What you give back must match the data below character for character.

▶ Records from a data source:
Start of Block

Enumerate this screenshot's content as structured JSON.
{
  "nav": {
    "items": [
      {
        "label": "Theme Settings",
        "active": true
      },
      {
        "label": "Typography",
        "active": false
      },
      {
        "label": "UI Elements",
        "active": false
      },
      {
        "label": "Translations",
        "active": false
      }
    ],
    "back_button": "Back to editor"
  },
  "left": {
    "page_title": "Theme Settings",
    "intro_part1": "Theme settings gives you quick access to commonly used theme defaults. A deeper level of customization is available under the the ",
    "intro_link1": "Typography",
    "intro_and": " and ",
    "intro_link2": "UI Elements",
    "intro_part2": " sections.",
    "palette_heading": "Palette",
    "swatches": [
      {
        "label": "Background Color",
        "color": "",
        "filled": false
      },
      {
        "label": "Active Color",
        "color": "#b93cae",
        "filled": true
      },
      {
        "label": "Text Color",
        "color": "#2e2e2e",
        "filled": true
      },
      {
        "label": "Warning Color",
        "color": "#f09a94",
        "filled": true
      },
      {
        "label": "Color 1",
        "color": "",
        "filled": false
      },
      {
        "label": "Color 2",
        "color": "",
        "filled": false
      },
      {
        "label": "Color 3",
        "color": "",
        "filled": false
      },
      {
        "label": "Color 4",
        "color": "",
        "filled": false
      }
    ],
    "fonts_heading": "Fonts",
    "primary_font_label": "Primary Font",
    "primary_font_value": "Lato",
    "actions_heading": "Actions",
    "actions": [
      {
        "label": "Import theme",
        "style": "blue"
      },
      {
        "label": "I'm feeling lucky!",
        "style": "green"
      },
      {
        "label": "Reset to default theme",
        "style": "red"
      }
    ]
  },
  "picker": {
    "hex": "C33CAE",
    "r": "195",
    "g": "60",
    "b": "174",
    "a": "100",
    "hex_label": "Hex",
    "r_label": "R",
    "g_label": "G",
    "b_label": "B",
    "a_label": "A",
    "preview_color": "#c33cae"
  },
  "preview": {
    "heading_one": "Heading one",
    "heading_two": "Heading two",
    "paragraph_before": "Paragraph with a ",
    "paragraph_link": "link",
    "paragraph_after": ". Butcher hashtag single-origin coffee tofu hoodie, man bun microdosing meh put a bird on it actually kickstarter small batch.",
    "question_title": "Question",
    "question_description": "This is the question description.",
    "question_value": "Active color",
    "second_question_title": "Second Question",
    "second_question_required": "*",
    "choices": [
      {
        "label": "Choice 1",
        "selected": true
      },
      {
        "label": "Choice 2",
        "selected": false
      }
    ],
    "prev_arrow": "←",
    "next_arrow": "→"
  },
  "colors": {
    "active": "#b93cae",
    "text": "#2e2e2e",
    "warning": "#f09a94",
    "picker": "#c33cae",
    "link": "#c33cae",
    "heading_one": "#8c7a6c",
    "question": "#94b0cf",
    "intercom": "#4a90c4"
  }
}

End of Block

▶ RESULT OF THIS TASK:
Enumerate this screenshot's content as structured JSON.
{
  "nav": {
    "items": [
      {
        "label": "Theme Settings",
        "active": true
      },
      {
        "label": "Typography",
        "active": false
      },
      {
        "label": "UI Elements",
        "active": false
      },
      {
        "label": "Translations",
        "active": false
      }
    ],
    "back_button": "Back to editor"
  },
  "left": {
    "page_title": "Theme Settings",
    "intro_part1": "Theme settings gives you quick access to commonly used theme defaults. A deeper level of customization is available under the the ",
    "intro_link1": "Typography",
    "intro_and": " and ",
    "intro_link2": "UI Elements",
    "intro_part2": " sections.",
    "palette_heading": "Palette",
    "swatches": [
      {
        "label": "Background Color",
        "color": "",
        "filled": false
      },
      {
        "label": "Active Color",
        "color": "#b93cae",
        "filled": true
      },
      {
        "label": "Text Color",
        "color": "#2e2e2e",
        "filled": true
      },
      {
        "label": "Warning Color",
        "color": "#f09a94",
        "filled": true
      },
      {
        "label": "Color 1",
        "color": "",
        "filled": false
      },
      {
        "label": "Color 2",
        "color": "",
        "filled": false
      },
      {
        "label": "Color 3",
        "color": "",
        "filled": false
      },
      {
        "label": "Color 4",
        "color": "",
        "filled": false
      }
    ],
    "fonts_heading": "Fonts",
    "primary_font_label": "Primary Font",
    "primary_font_value": "Lato",
    "actions_heading": "Actions",
    "actions": [
      {
        "label": "Import theme",
        "style": "blue"
      },
      {
        "label": "I'm feeling lucky!",
        "style": "green"
      },
      {
        "label": "Reset to default theme",
        "style": "red"
      }
    ]
  },
  "picker": {
    "hex": "C33CAE",
    "r": "195",
    "g": "60",
    "b": "174",
    "a": "100",
    "hex_label": "Hex",
    "r_label": "R",
    "g_label": "G",
    "b_label": "B",
    "a_label": "A",
    "preview_color": "#c33cae"
  },
  "preview": {
    "heading_one": "Heading one",
    "heading_two": "Heading two",
    "paragraph_before": "Paragraph with a ",
    "paragraph_link": "link",
    "paragraph_after": ". Butcher hashtag single-origin coffee tofu hoodie, man bun microdosing meh put a bird on it actually kickstarter small batch.",
    "question_title": "Question",
    "question_description": "This is the question description.",
    "question_value": "Active color",
    "second_question_title": "Second Question",
    "second_question_required": "*",
    "choices": [
      {
        "label": "Choice 1",
        "selected": true
      },
      {
        "label": "Choice 2",
        "selected": false
      }
    ],
    "prev_arrow": "←",
    "next_arrow": "→"
  },
  "colors": {
    "active": "#b93cae",
    "text": "#2e2e2e",
    "warning": "#f09a94",
    "picker": "#c33cae",
    "link": "#c33cae",
    "heading_one": "#8c7a6c",
    "question": "#94b0cf",
    "intercom": "#4a90c4"
  }
}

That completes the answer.